Shoreham was the birthplace of the first unfortunate soldier to be executed for desertion in the first world war. Private Thomas Highgate was shot after the Battle of Mons, on September 8, 1914. Several aircraft have crashed here too, most notably an Airspeed Courier in 1934 (during a thunderstorm) at the junction of Cockerhurst and Castle Farm Rd (very close to walks 2 and 19) and a Dornier 17 during the Battle of Britain (details and mementos of the latter in the Shoreham Aircraft Museum – this was the incident where the crew ended up in the pub). More on Shoreham here.
The great Aussie actor (Peter Jackson’s King Kong, Mulholland Drive, Flirting, The Impossible, etc) was born and spent her early years in the village. Her mum was at the time an antique dealer and set/costume designer and Dad was a roadie for Pink Floyd. I’ve no idea where she lived though… can’t imagine there’s a blue plaque in the offing.
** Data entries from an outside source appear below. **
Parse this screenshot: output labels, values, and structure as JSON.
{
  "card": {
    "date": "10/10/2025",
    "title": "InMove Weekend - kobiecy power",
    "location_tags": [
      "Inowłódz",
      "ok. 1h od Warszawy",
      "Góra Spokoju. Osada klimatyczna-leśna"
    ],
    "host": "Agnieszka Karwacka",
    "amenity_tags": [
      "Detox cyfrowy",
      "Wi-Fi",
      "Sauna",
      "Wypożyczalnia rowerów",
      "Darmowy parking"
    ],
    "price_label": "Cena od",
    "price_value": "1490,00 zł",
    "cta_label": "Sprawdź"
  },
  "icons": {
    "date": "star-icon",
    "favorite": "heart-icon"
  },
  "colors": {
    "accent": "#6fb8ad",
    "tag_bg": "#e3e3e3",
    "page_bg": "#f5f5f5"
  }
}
Shoreham is well connected by rail to London Blackfriars and is on the Sevenoaks/Thameslink line. The line passes through Elephant and Castle, Denmark Hill, Peckham Rye, Nunhead, Crofton Park, Catford, Bromley South etc. It takes about 30 minutes from Catford, 40 from Denmark Hill. Live departures from Shoreham
There are many good walks from Shoreham on marked footpaths and seven are on this site. Some are popular, like this one; others are super quiet and remote-feeling, like the superb Walk 14. Three or four can be combined for 10-miles epics. But they can be tiring; those valleysides are steep. The same trains running to Shoreham serve Otford and Eynsford too so it’s easy to adapt routes and return points.